We don’t accept the assertion that product layout decisions are not driven by social constructs. On the contrary, it is fairly obvious that your ‘Girlz’ section is something of a monument to the socially and commercially constructed fiction that girls are inevitably and exclusively drawn to all things pink, sparkly, and image-obsessed. Despite your comment that boys are “in no way precluded” from choosing items from this section, we are not convinced that a sign saying ‘girls’ is equally welcoming to both boys and girls.
Further examples of sexist marketing at your company are not hard to find: are you aware, for example, that all footballs are categorised as boys-only at www.toysrus.co.uk, as are robot, spy, electricity and combustion engine science toys, while girls-only science sets focus on perfume, soap and spas?
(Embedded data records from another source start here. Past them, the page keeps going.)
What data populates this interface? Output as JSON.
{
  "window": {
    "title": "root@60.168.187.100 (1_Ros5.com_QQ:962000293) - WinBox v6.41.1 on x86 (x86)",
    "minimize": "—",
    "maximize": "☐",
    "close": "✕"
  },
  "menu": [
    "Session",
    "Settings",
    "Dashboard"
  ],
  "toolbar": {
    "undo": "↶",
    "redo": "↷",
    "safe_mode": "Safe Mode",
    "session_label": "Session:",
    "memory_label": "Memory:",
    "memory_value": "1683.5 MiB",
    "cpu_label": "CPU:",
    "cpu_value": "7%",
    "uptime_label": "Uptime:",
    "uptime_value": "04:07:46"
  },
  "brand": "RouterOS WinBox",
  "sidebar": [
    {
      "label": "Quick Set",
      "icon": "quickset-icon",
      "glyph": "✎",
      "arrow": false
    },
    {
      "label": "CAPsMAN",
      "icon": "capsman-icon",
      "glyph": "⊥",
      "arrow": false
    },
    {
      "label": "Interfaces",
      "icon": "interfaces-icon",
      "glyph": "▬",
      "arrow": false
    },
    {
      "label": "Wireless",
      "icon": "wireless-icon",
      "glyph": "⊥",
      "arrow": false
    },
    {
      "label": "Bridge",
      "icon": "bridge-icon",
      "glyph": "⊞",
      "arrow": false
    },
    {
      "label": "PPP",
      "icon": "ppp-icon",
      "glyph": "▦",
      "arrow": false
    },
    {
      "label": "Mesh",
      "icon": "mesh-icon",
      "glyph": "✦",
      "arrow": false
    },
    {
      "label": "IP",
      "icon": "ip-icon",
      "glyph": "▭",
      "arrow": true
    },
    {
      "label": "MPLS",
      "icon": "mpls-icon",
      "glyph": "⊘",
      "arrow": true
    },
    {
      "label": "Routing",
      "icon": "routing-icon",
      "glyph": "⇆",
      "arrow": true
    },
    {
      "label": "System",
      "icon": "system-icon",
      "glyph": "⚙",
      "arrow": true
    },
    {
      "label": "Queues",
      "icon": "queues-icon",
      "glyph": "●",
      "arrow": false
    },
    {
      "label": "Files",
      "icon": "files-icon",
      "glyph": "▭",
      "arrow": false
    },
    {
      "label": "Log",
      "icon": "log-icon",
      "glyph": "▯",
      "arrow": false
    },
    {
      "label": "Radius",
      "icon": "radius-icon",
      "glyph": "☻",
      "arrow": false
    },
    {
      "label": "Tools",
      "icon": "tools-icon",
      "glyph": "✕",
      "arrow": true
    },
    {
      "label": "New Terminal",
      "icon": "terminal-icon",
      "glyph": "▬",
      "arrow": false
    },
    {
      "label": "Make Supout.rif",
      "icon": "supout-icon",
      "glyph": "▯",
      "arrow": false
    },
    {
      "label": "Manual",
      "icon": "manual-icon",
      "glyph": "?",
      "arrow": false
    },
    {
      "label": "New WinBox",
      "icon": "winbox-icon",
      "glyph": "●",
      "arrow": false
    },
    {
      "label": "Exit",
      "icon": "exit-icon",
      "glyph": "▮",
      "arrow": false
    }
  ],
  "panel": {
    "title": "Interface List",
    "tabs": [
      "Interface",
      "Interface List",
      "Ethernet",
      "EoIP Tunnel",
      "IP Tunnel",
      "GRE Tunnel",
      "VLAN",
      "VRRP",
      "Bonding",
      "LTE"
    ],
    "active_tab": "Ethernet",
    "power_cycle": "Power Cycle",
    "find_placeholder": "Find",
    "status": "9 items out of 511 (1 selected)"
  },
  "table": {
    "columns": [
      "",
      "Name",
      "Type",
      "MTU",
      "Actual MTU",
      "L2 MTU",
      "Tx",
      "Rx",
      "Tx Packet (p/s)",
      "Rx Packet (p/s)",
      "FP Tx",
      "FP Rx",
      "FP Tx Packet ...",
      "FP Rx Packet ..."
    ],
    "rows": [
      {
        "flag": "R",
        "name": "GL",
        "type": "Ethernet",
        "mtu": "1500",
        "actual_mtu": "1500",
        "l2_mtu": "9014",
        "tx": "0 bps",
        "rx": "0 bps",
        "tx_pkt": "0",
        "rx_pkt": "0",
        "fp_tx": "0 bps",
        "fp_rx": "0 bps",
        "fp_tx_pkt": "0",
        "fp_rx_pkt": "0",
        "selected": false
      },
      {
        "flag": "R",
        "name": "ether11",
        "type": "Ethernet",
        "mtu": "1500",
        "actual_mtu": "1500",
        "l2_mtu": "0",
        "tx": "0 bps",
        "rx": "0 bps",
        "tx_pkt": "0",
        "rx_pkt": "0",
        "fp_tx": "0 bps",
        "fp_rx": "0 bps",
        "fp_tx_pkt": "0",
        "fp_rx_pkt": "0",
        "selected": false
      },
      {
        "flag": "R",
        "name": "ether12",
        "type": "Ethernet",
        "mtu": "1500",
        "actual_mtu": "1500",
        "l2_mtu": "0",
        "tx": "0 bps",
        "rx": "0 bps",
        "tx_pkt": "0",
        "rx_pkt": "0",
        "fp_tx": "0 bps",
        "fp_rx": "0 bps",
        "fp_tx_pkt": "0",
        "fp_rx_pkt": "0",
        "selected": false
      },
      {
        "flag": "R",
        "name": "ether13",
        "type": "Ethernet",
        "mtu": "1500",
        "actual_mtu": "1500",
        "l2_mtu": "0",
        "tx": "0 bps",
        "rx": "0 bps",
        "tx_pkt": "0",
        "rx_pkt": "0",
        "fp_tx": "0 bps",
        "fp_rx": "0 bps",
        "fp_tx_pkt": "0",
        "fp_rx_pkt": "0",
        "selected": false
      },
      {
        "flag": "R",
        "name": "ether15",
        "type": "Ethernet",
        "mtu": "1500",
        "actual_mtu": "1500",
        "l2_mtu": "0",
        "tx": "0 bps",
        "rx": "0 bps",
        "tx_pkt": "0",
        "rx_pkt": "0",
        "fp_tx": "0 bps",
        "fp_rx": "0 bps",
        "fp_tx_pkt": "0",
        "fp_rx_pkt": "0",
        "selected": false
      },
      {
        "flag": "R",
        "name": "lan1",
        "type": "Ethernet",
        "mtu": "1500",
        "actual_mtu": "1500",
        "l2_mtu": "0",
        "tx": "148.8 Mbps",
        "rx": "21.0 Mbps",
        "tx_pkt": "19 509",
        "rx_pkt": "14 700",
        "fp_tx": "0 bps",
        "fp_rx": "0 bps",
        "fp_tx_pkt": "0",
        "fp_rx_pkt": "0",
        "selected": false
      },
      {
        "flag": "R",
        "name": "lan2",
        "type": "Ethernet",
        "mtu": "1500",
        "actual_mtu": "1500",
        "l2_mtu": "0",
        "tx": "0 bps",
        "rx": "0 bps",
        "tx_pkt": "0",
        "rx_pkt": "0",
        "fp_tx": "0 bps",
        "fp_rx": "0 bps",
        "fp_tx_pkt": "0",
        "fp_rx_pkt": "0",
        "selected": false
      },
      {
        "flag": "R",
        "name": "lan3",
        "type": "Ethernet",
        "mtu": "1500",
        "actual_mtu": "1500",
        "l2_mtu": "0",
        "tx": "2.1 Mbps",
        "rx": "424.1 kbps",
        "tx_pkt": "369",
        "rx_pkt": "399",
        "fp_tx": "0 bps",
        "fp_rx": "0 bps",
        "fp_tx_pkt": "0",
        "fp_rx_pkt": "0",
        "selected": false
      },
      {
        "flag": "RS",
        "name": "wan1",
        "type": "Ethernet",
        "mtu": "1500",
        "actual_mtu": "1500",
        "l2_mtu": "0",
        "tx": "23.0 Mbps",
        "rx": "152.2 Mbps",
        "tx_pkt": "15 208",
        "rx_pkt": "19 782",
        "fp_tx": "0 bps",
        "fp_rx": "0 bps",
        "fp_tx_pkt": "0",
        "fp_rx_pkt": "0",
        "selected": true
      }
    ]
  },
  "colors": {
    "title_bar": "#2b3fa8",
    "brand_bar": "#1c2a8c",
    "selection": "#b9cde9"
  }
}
Gender filters on toy retailer websites are unhelpful, unnecessary, and inevitably lead to this kind of sexist stereotyping.
With regard to your explanation as to why the images on your ‘Construction’ signs are exclusively of boys, it is surprising that this could have happened somehow in the absence of any “conscious decision to use one gender rather than the other.” We rather wish a conscious decision had been made to ensure that neither gender was completely excluded, but as it stands, four out of four images on those signs are of boys.
According to your email, the reason for the exclusive use of images of boys is “merely to show the best graphic of a kid having fun.” It’s been our experience that girls in Toys R Us signage tend to be portrayed as passive and ornamental, whereas boys are depicted as lively and active. Given this context, we are saddened to see that in order to show the best graphic of children having fun, it was deemed necessary to use pictures of only boys. In reality girls are actually as likely to enjoy being active and “having fun” as boys are!
If it’s a fact that nobody involved in the design, development, or approval of those signs had the insight to realise they are portraying gendered messages, we should think that this incredible lack of awareness of visual messaging would be of great concern to you as Managing Director.
We fully understand that Toys R Us is, as you put it, a commercial organisation, and that your priority is sales. We believe there is a significant reputational and financial risk associated with marketing by gender as this becomes increasingly outdated and offensive to consumers. We are already hearing about customers not shopping at Toys R Us for this reason.
We reiterate our desire to meet with you as we genuinely feel we can offer customer insight in this area, as a representative of thousands of potential customers.
Let Toys Be Toys
Our previous correspondance with ToysRUs
We first wrote to ToysRUs earlier this week. To see our opening email, together with comments from our supporters, see ToysRUs: The Good, The Bad and The Ugly